━━ Supplied records ━━
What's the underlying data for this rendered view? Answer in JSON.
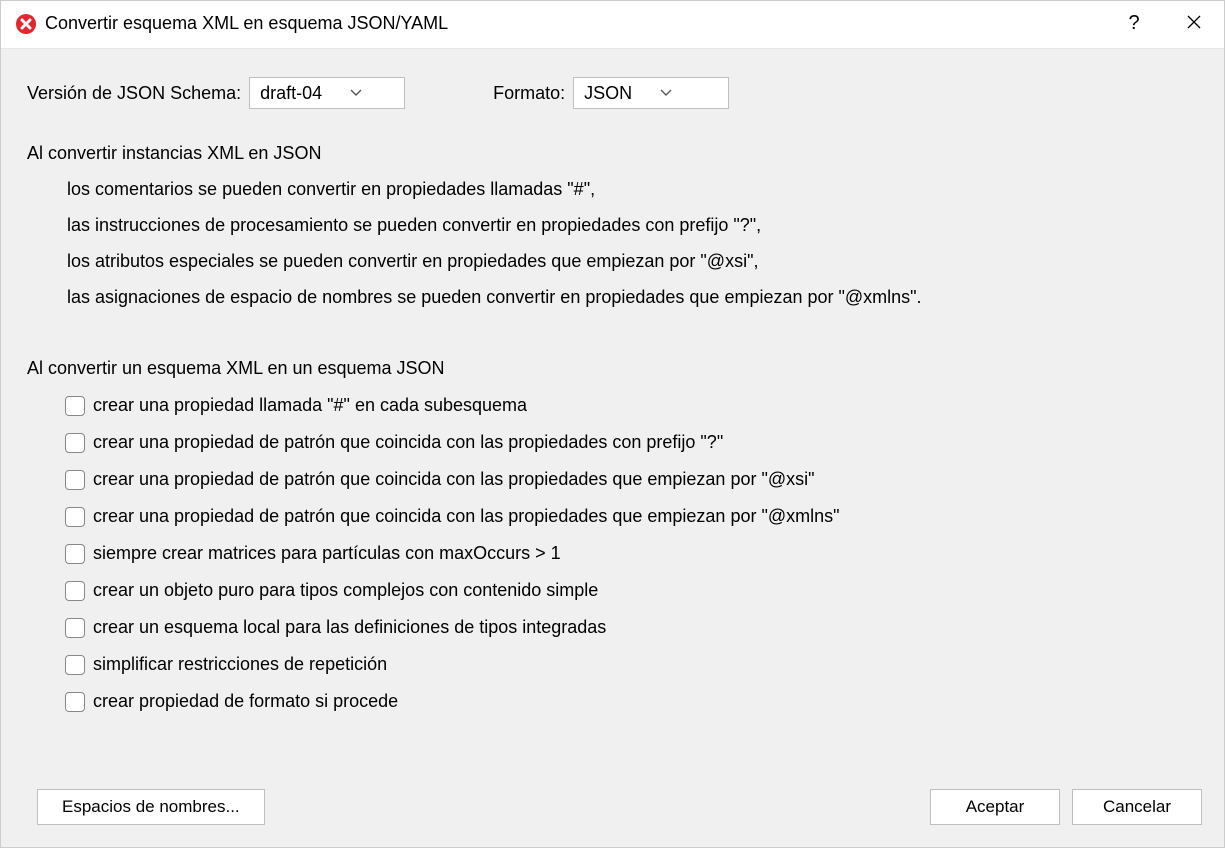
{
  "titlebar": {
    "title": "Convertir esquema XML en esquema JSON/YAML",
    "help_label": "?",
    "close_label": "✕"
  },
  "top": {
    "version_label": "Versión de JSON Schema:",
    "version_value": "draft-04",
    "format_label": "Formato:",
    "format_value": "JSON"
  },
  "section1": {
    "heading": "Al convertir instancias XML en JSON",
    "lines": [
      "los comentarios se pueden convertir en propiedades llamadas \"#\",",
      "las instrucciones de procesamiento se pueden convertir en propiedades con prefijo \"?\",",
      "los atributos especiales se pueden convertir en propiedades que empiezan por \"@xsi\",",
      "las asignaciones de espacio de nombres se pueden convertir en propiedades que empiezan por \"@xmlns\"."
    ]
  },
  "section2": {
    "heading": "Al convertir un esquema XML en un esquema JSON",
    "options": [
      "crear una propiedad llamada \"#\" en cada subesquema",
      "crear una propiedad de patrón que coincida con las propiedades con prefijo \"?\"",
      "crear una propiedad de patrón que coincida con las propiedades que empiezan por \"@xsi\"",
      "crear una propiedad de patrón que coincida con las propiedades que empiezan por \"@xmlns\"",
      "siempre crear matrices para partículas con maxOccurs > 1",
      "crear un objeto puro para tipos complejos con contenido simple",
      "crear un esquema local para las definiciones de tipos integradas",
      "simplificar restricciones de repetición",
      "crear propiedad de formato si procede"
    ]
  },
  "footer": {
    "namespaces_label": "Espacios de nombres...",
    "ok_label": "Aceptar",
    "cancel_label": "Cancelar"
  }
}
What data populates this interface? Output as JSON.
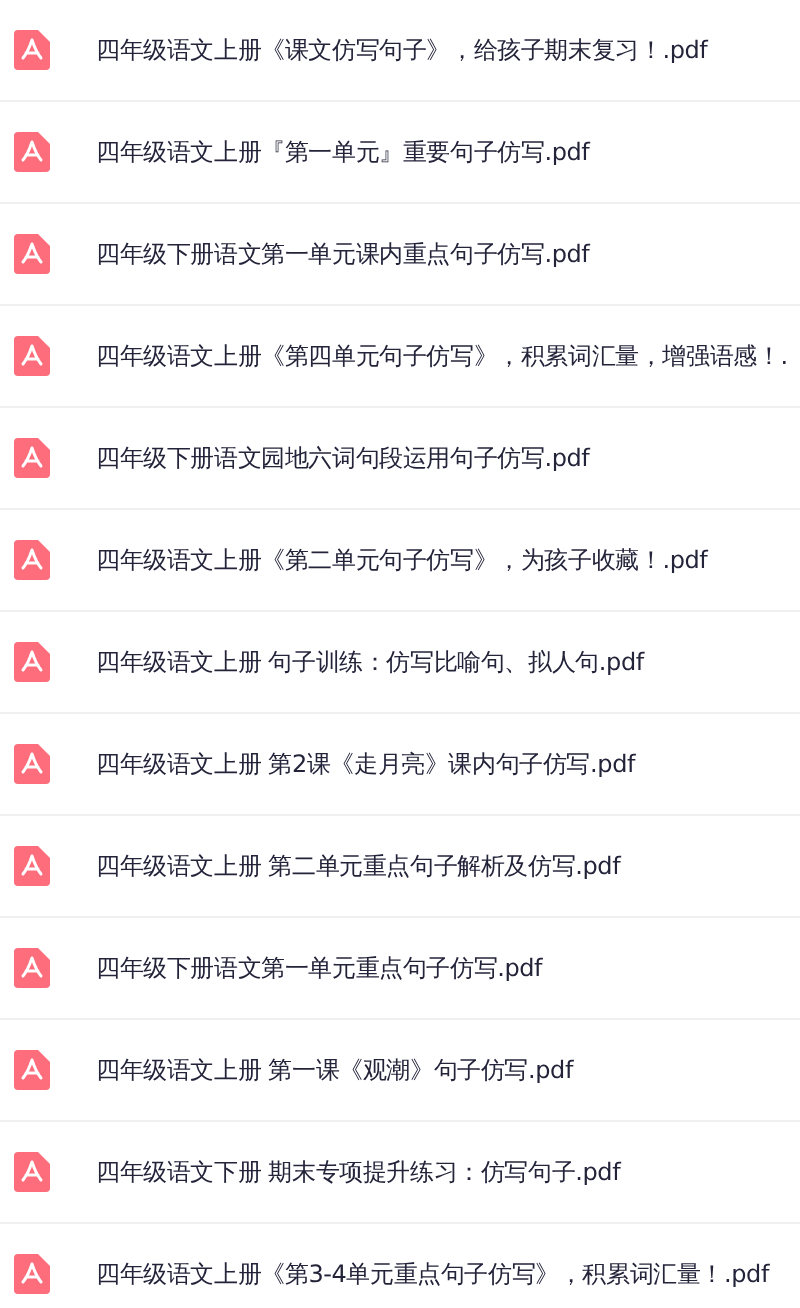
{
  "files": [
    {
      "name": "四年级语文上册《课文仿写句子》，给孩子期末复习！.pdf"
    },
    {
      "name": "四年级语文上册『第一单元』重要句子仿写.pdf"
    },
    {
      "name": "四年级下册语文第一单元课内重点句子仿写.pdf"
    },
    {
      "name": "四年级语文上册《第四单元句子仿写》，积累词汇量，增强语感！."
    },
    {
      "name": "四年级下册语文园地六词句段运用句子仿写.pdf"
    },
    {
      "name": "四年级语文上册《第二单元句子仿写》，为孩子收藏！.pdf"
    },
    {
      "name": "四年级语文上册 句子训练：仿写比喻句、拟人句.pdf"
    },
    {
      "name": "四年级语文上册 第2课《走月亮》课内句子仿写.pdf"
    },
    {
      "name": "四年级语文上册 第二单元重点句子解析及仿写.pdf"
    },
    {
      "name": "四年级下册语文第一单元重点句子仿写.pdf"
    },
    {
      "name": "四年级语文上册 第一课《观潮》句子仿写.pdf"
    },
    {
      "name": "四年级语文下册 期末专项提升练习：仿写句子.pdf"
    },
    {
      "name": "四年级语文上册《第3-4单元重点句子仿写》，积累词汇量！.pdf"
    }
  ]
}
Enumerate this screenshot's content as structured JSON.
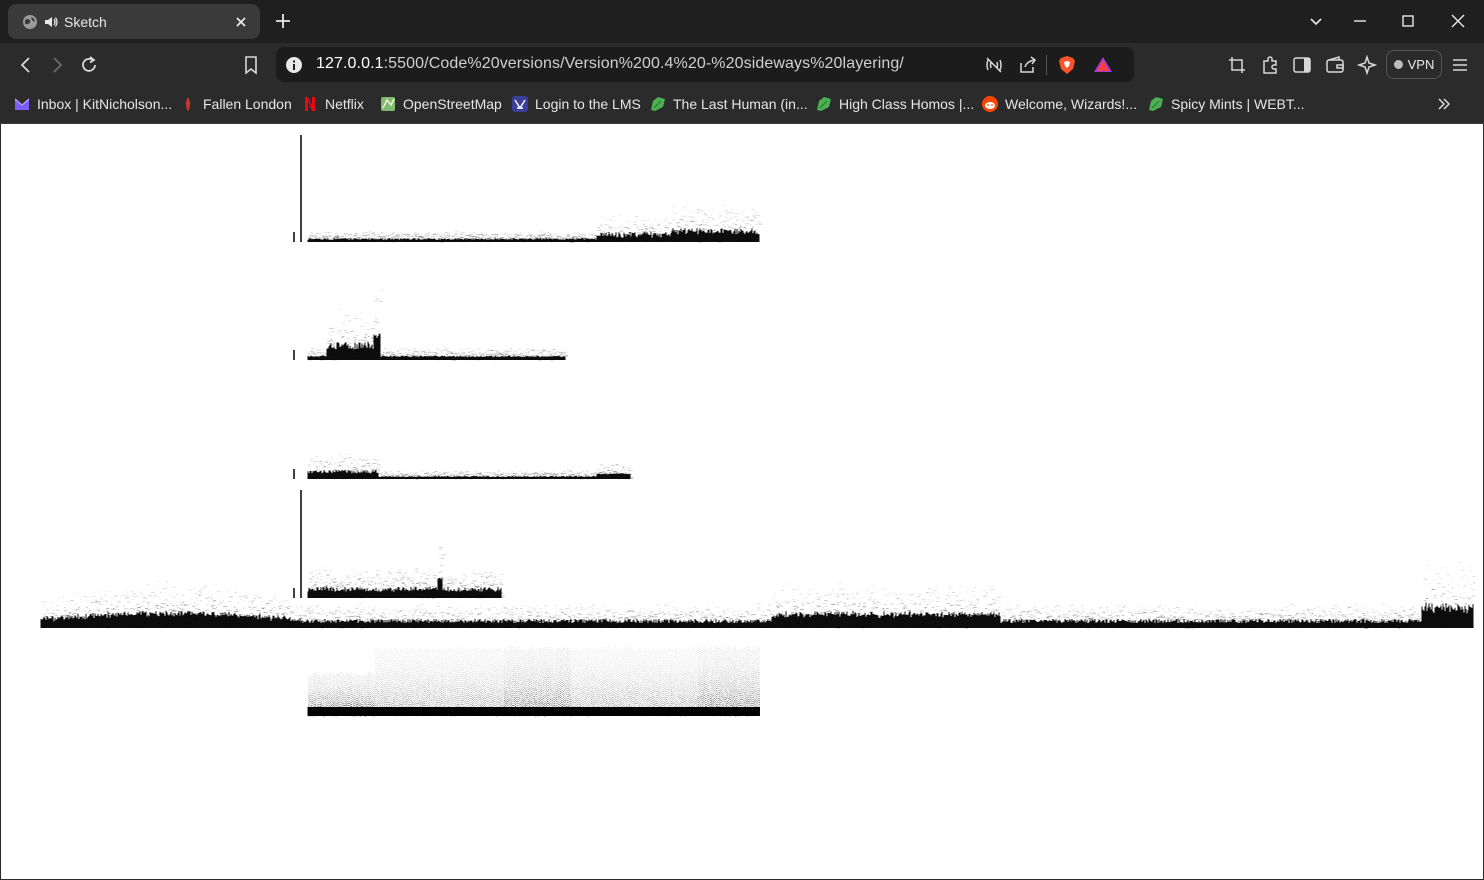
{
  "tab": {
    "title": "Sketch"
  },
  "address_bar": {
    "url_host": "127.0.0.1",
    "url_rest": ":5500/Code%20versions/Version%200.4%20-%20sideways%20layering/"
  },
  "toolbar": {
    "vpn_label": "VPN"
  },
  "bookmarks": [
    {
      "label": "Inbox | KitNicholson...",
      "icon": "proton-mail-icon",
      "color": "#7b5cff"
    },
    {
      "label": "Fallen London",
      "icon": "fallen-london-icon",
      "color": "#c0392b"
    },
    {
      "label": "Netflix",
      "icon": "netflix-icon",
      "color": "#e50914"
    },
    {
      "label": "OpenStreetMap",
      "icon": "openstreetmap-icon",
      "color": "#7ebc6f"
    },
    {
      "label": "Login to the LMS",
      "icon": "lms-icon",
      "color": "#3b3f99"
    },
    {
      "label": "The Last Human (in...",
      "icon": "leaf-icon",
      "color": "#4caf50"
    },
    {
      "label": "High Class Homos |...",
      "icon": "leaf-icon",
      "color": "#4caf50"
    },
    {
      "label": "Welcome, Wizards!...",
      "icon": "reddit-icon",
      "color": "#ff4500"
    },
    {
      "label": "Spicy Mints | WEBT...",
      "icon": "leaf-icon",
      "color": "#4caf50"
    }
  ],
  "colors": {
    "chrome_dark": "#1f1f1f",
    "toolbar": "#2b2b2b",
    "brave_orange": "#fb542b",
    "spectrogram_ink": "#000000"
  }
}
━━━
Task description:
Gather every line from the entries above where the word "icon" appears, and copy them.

Answer section:
      "icon": "proton-mail-icon",
      "icon": "fallen-london-icon",
      "icon": "netflix-icon",
      "icon": "openstreetmap-icon",
      "icon": "lms-icon",
      "icon": "leaf-icon",
      "icon": "leaf-icon",
      "icon": "reddit-icon",
      "icon": "leaf-icon",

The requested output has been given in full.